Dog's rescue from an unused well serves as a safety reminder

A dog in Redwood County needed to be rescued after it fell into an used well.  (Morgan Fire Department)

A Minnesota dog’s rescue is serving as a reminder to keep unused wells sealed. 

Authorities say Gannicus, a springer spaniel, fell into a well on his family’s newly purchased property in Redwood County on Feb. 16. 

Heather Neid, who had recently moved to the property 10 days before with her family, including two young children and two dogs, said she woke up that morning and let the dogs out like she always does. 

When only one of the dogs returned to the house, Heather began to worry. She could hear Gannicus barking, but he was not coming home. Fearing a car may have hit him, Heather went out to find him. That is when she heard her dog barking at the bottom of the well. 

Responders from Redwood County and the Morgan Fire Department quickly arrived at the scene and began to get Gannicus out of the well, which was nearly 20 inches wide and 30 feet deep. 

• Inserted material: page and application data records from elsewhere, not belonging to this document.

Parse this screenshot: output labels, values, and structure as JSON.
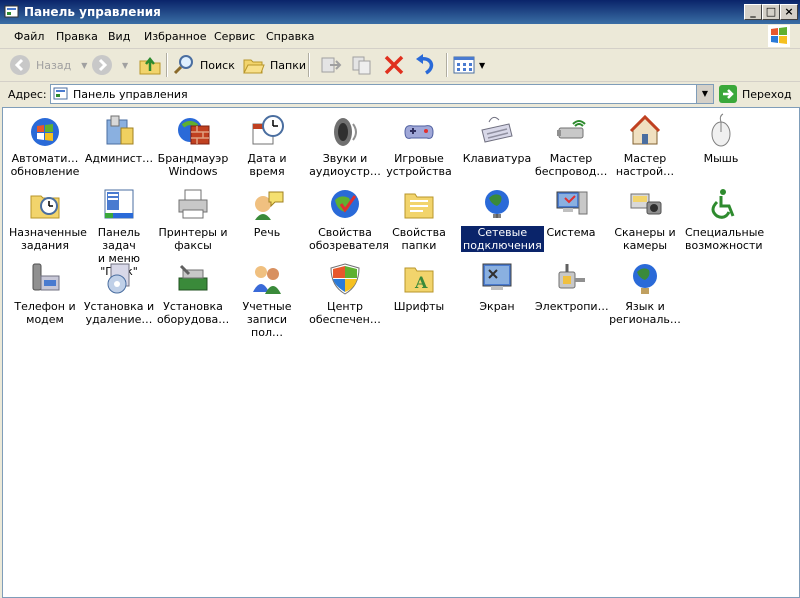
{
  "window": {
    "title": "Панель управления"
  },
  "menu": [
    "Файл",
    "Правка",
    "Вид",
    "Избранное",
    "Сервис",
    "Справка"
  ],
  "toolbar": {
    "back": "Назад",
    "search": "Поиск",
    "folders": "Папки"
  },
  "address": {
    "label": "Адрес:",
    "value": "Панель управления",
    "go": "Переход"
  },
  "items": [
    {
      "label": "Автомати…\nобновление",
      "icon": "windows-update-icon"
    },
    {
      "label": "Админист…",
      "icon": "administrative-tools-icon"
    },
    {
      "label": "Брандмауэр\nWindows",
      "icon": "firewall-icon"
    },
    {
      "label": "Дата и время",
      "icon": "clock-icon"
    },
    {
      "label": "Звуки и\nаудиоустр…",
      "icon": "speaker-icon"
    },
    {
      "label": "Игровые\nустройства",
      "icon": "gamepad-icon"
    },
    {
      "label": "Клавиатура",
      "icon": "keyboard-icon"
    },
    {
      "label": "Мастер\nбеспровод…",
      "icon": "wireless-icon"
    },
    {
      "label": "Мастер\nнастрой…",
      "icon": "home-network-icon"
    },
    {
      "label": "Мышь",
      "icon": "mouse-icon"
    },
    {
      "label": "Назначенные\nзадания",
      "icon": "scheduled-tasks-icon"
    },
    {
      "label": "Панель задач\nи меню \"Пуск\"",
      "icon": "taskbar-icon"
    },
    {
      "label": "Принтеры и\nфаксы",
      "icon": "printer-icon"
    },
    {
      "label": "Речь",
      "icon": "speech-icon"
    },
    {
      "label": "Свойства\nобозревателя",
      "icon": "internet-options-icon"
    },
    {
      "label": "Свойства\nпапки",
      "icon": "folder-options-icon"
    },
    {
      "label": "Сетевые\nподключения",
      "icon": "network-connections-icon",
      "selected": true
    },
    {
      "label": "Система",
      "icon": "system-icon"
    },
    {
      "label": "Сканеры и\nкамеры",
      "icon": "scanner-icon"
    },
    {
      "label": "Специальные\nвозможности",
      "icon": "accessibility-icon"
    },
    {
      "label": "Телефон и\nмодем",
      "icon": "phone-icon"
    },
    {
      "label": "Установка и\nудаление…",
      "icon": "add-remove-icon"
    },
    {
      "label": "Установка\nоборудова…",
      "icon": "add-hardware-icon"
    },
    {
      "label": "Учетные\nзаписи пол…",
      "icon": "user-accounts-icon"
    },
    {
      "label": "Центр\nобеспечен…",
      "icon": "security-center-icon"
    },
    {
      "label": "Шрифты",
      "icon": "fonts-icon"
    },
    {
      "label": "Экран",
      "icon": "display-icon"
    },
    {
      "label": "Электропи…",
      "icon": "power-icon"
    },
    {
      "label": "Язык и\nрегиональ…",
      "icon": "language-icon"
    }
  ]
}
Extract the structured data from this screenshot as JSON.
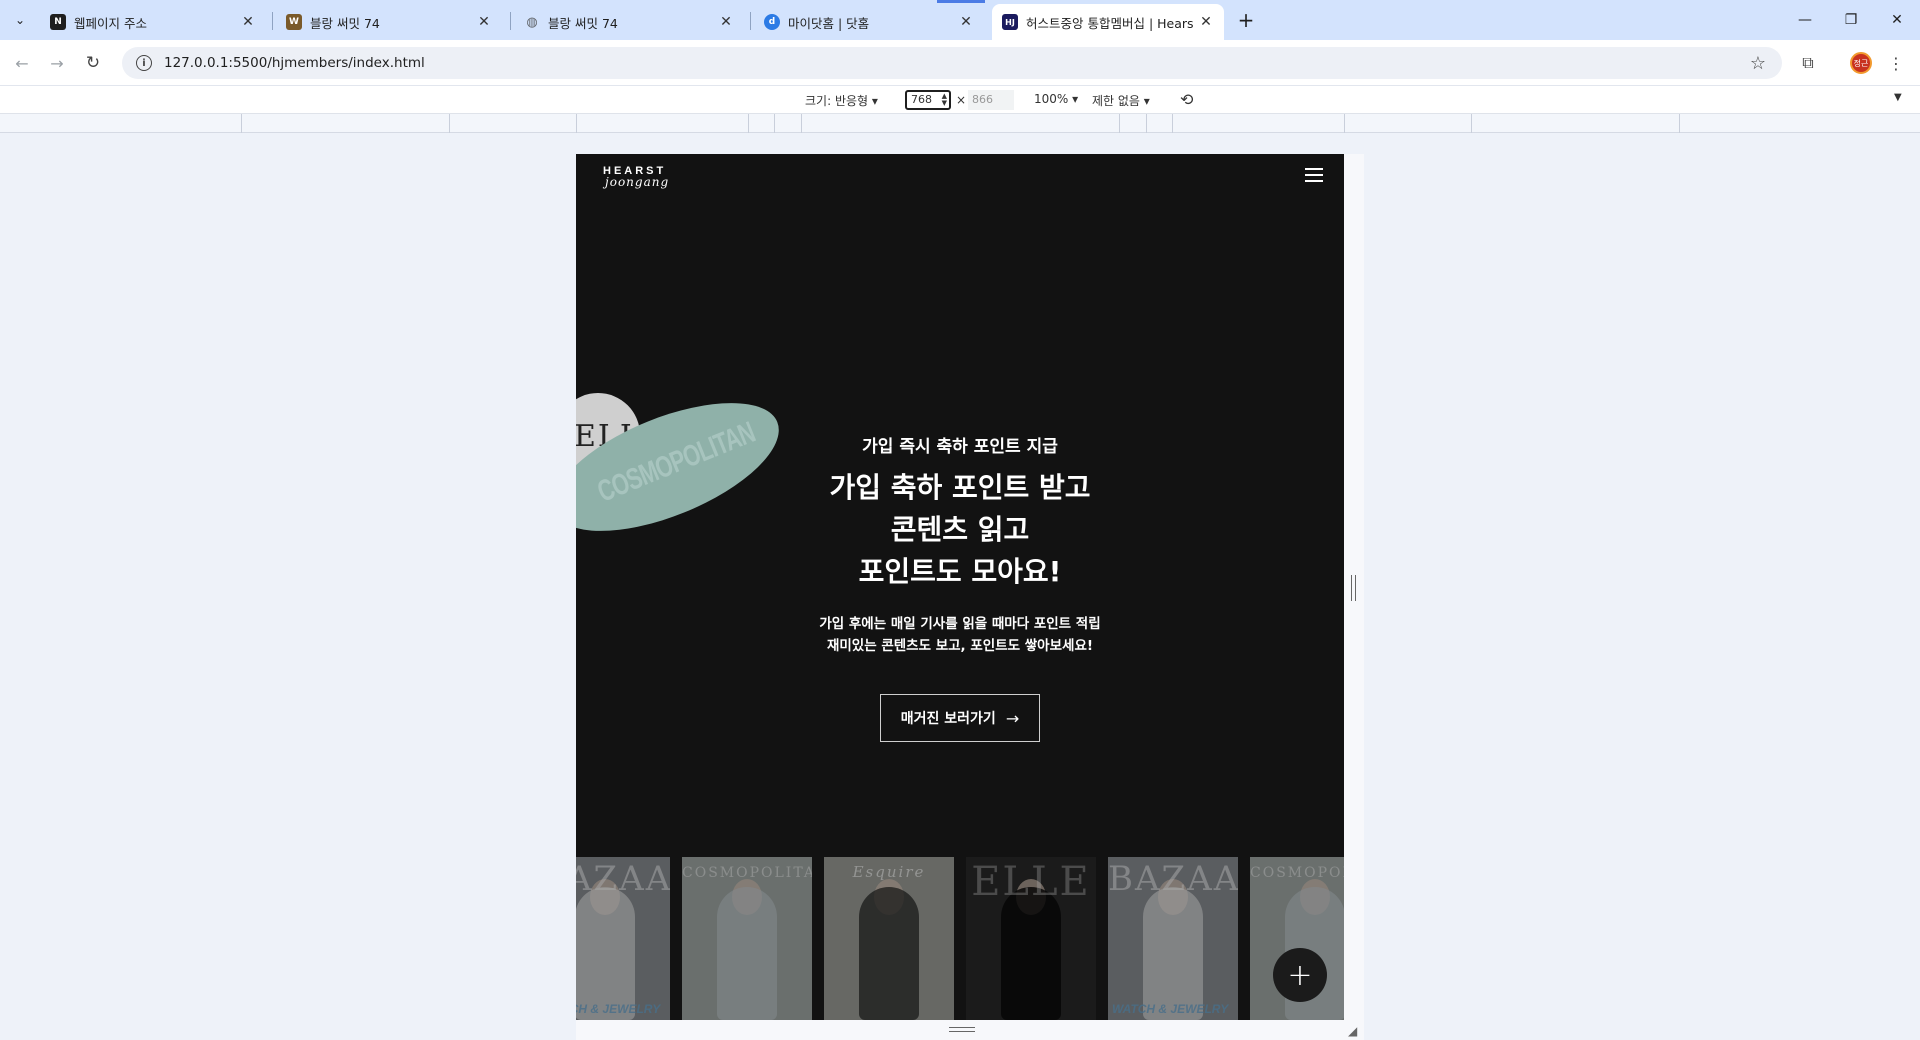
{
  "browser": {
    "tabs": [
      {
        "title": "웹페이지 주소",
        "favicon": "N",
        "favicon_color": "#1f1f1f"
      },
      {
        "title": "블랑 써밋 74",
        "favicon": "W",
        "favicon_color": "#7a5a2a"
      },
      {
        "title": "블랑 써밋 74",
        "favicon": "globe",
        "favicon_color": "#5f6368"
      },
      {
        "title": "마이닷홈 | 닷홈",
        "favicon": "d",
        "favicon_color": "#2c7be5"
      },
      {
        "title": "허스트중앙 통합멤버십 | Hears",
        "favicon": "HJ",
        "favicon_color": "#1a1a5e",
        "active": true
      }
    ],
    "new_tab_label": "+",
    "url": "127.0.0.1:5500/hjmembers/index.html",
    "profile_label": "정근"
  },
  "devtools": {
    "size_label": "크기: 반응형 ▾",
    "width": "768",
    "times": "×",
    "height": "866",
    "zoom": "100% ▾",
    "throttle": "제한 없음 ▾"
  },
  "site": {
    "logo_top": "HEARST",
    "logo_bottom": "joongang",
    "badges": {
      "elle": "ELLE",
      "cosmo": "COSMOPOLITAN"
    },
    "hero": {
      "subtitle": "가입 즉시 축하 포인트 지급",
      "headline_lines": [
        "가입 축하 포인트 받고",
        "콘텐츠 읽고",
        "포인트도 모아요!"
      ],
      "desc_lines": [
        "가입 후에는 매일 기사를 읽을 때마다 포인트 적립",
        "재미있는 콘텐츠도 보고, 포인트도 쌓아보세요!"
      ],
      "cta_label": "매거진 보러가기",
      "cta_arrow": "→"
    },
    "covers": [
      {
        "mast": "BAZAAR",
        "bottom": "WATCH & JEWELRY",
        "bg": "#8b8f94"
      },
      {
        "mast": "COSMOPOLITAN",
        "bottom": "",
        "bg": "#a3aba8"
      },
      {
        "mast": "Esquire",
        "bottom": "",
        "bg": "#9ea09a"
      },
      {
        "mast": "ELLE",
        "bottom": "",
        "bg": "#2a2a2a"
      },
      {
        "mast": "BAZAAR",
        "bottom": "WATCH & JEWELRY",
        "bg": "#8b8f94"
      },
      {
        "mast": "COSMOPOLITAN",
        "bottom": "",
        "bg": "#a3aba8"
      }
    ],
    "fab_label": "+"
  }
}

Initially, responders say they were unsure they would be able to get the pup out. Lucky for them, when they lowered a rope down he clamped onto it and didn’t let go as he was lifted out to safety.

"This incident could have been much, much worse," Robert Nielsen, a district hydrologist with the Minnesota Department of Health’s Well Management Program, said in a release. "We can all be thankful that it was Gannicus that ‘discovered’ the well, and that he was able to be rescued quickly."

The Minnesota Department of Health is using the incident to remind the public to seal up all unused wells. 

In this case, the Neid family had just purchased the property and were unaware of the well’s existence. 

"Our paramount concern with unused wells is the potential physical hazard presented by an open well," Nielsen said. "We’ve had several stories of wildlife or pets falling into wells or well pits, but thankfully none involving a person. Unused wells also pose a threat to groundwater and human health through contamination."

MDH says some best practices for unused wells are:

  • Minnesota statute and rule require that unused, unsealed wells must be sealed by a licensed well contractor.
  • Property owners SHOULD NOT attempt to fill an unused well themselves – it MUST be done by a licensed well contractor.
  • A well owner is always given the option to place an unused well back in service, but often this isn’t feasible because the well’s condition has deteriorated beyond repair.
  • Minnesota law requires the seller of property to provide information to the buyer and the state (MDH) about the location and status of all wells on the property.
  • Status is divided into three categories: In-use, Not-in-use, and Sealed by a licensed well contractor.
  • More information on well disclosures can be found at: Well Disclosure
  • Questions about unused wells can be directed to MDH Well Management staff or a local well contractor. The Well Management main phone number is: 651-201-4600 or 800-383-9808
  • More information on sealing unused wells is available at: Sealing Unused Wells